    I don’t know what “point” Amp thinks the writer should have developed further. Anyone not already invested in the idea that being overweight is without medical consequence recognizes this goofy rhetoric as simply a long-winded false dichotomy and a play on people’s easily tapped emotions regarding a hot-button issue.

    It’s one thing to write about high-society and entertainment-industry America’s fascination with leanness and its potentially destructive consequences. It’s necessary to report examples of genuine discrimination and root out injustices perpetrated against people for the non-infraction of being large.

    However, these issues are psychosocial, not medical. In the TNR piece, the author tries to bash to dust the health-related realities of excess weight by using a pumped-up, dumbed-down version of society’s regard for obese people as a club. It doesn’t work.
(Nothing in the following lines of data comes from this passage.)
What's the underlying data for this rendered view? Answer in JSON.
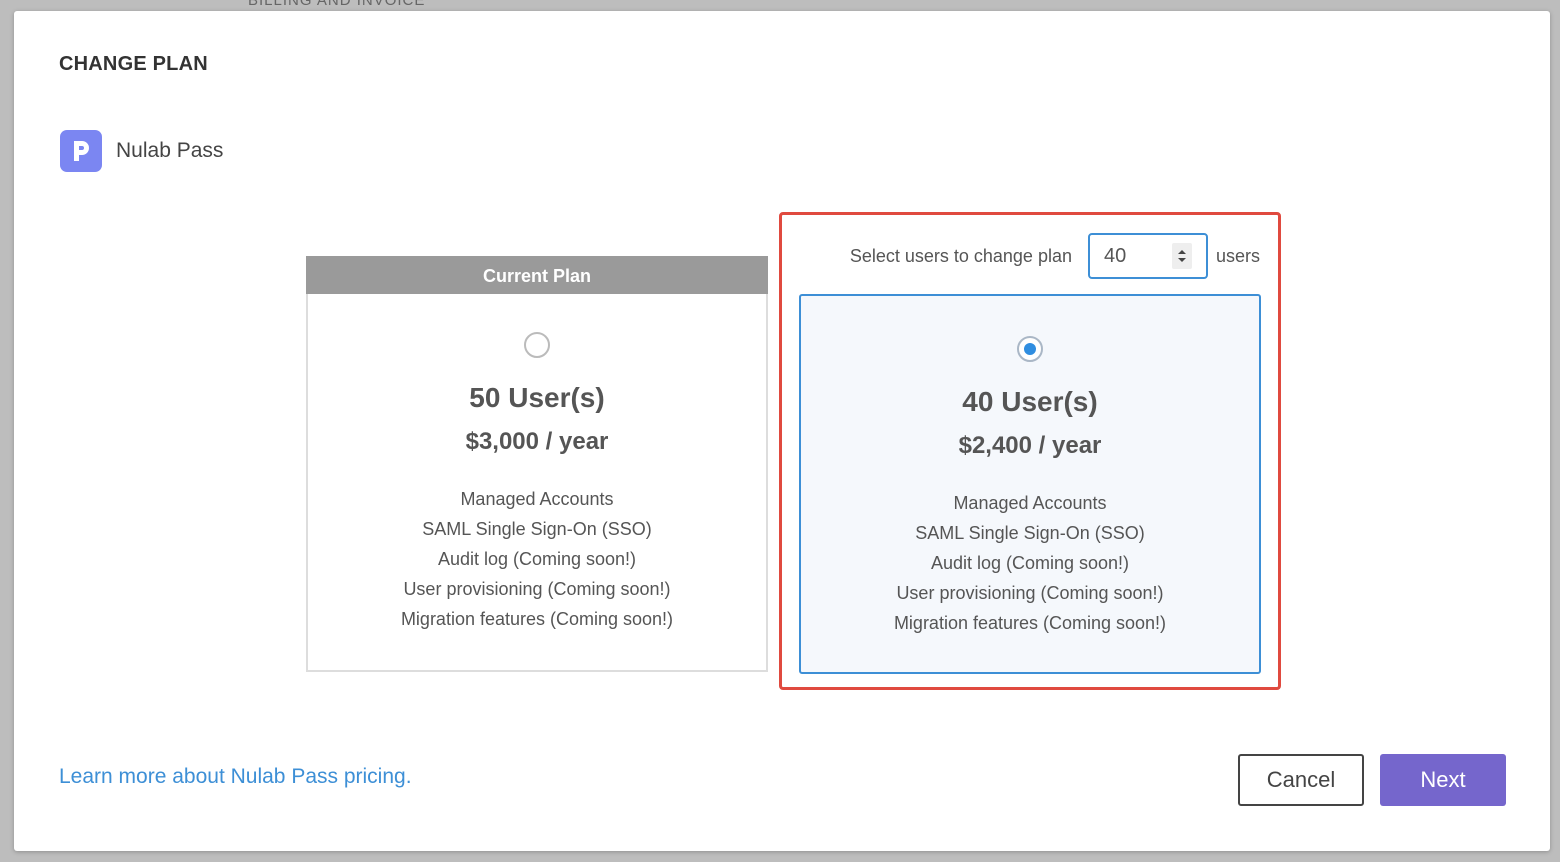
{
  "backdrop": {
    "text": "BILLING AND INVOICE"
  },
  "modal": {
    "title": "CHANGE PLAN",
    "product": {
      "name": "Nulab Pass",
      "logo_letter": "P",
      "logo_color": "#7b86f2"
    }
  },
  "current_plan": {
    "header": "Current Plan",
    "users": "50 User(s)",
    "price": "$3,000 / year",
    "selected": false,
    "features": [
      "Managed Accounts",
      "SAML Single Sign-On (SSO)",
      "Audit log (Coming soon!)",
      "User provisioning (Coming soon!)",
      "Migration features (Coming soon!)"
    ]
  },
  "new_plan": {
    "select_label": "Select users to change plan",
    "users_input_value": "40",
    "users_suffix": "users",
    "users": "40 User(s)",
    "price": "$2,400 / year",
    "selected": true,
    "features": [
      "Managed Accounts",
      "SAML Single Sign-On (SSO)",
      "Audit log (Coming soon!)",
      "User provisioning (Coming soon!)",
      "Migration features (Coming soon!)"
    ]
  },
  "footer": {
    "learn_link": "Learn more about Nulab Pass pricing.",
    "cancel_label": "Cancel",
    "next_label": "Next"
  },
  "colors": {
    "accent_blue": "#3d8fd6",
    "highlight_red": "#e04a3f",
    "next_purple": "#7566cc"
  }
}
    That some people (few to none that I know of, at least among adults) see fat people as sexually unappealing, lazy, or otherwise corrupt of character has nothing to do with the statistics linking obesity to Type II diabetes (one has to be cloaked in a whole tinfoil suit of armor to accept this one these days), pregnancy complications, gout, connective-tissue and orthopaedic problems, and a variety of other morbid conditions. It’s cruel and wrong for schoolchildren to make fun of peers who are short and underdeveloped thanks to pituitary derangements or, much worse, those who cannot run or even walk owing to neuromuscular disorders abnd the like. But this doesn’t mean such people aren’t unquestionably, and unfortunately, affected by of medical diseases.

    Creationsists sometimes point out that evolution has to be wrong because it indirectly rejects gods and therefore represents a cold, uncaring world view. This is moot, but the point is that facts are independent of human wishes and desires, meaning that what we see is often not a bad of roses — unless we insist on pretending it is.

    Atheists could indeed be the most bitter, hopeless people alive, but this wouldn’t change any biological realiities. Similarly, doctors and politicians could be the most judgmental creeps in the world, with nothing but contempt for the overweight and their supposedly slipshod self-control mechanisms. Diet-pushing companies might not care one way or the other whether there services work worth a damn. We could all be hysterical wannabe anorexics on the inside, striving for some untenable physical ideal. Fortunately things aren’t that bad. But the point is that they could be and none of it would matter if the scientific data are valid — and they are. We aren’t talking about a few scattershot, small-scale, unreproduced propositions about health and weight, were talking about millions pof subject-years’ worth of careful analysis.

    That being fat is as bad for you as health professionals claim is no more open to scientific debate than evolution, the germ theory of disease, or the general age of the universe. Now, if your response is that activity is more important, I support that 100 per cent. But I also don’t know a whole lot of overweight, sedentary people who take up regular exercise and stay at the same weight as before, and I’ve seen a great deal of people involve themselves in just this sort of undertaking. That doesn’t mean everyone needs to have a BMI of 20 or become eligible to ride in the Tour de France, by the way. I’d rather spend my life in the company of active people of any size than skinny ones who need a steady supply of cigarettes and Diet Cokes to shepherd them through their days, because I know what exercise — even “just” walking — does for people’s moods and states of mind, regardless of how significantly it affects their waistlines.

    Paul Campos does everyone a tremendous disservice with these articles. Sadly, he probably knows it even if few of his acolytes can or will recognize it, preferring the easy route of maligning Campos’ critics on the basis of their own purported special interests and personal biases even where none exist or are irrelevant to the central message.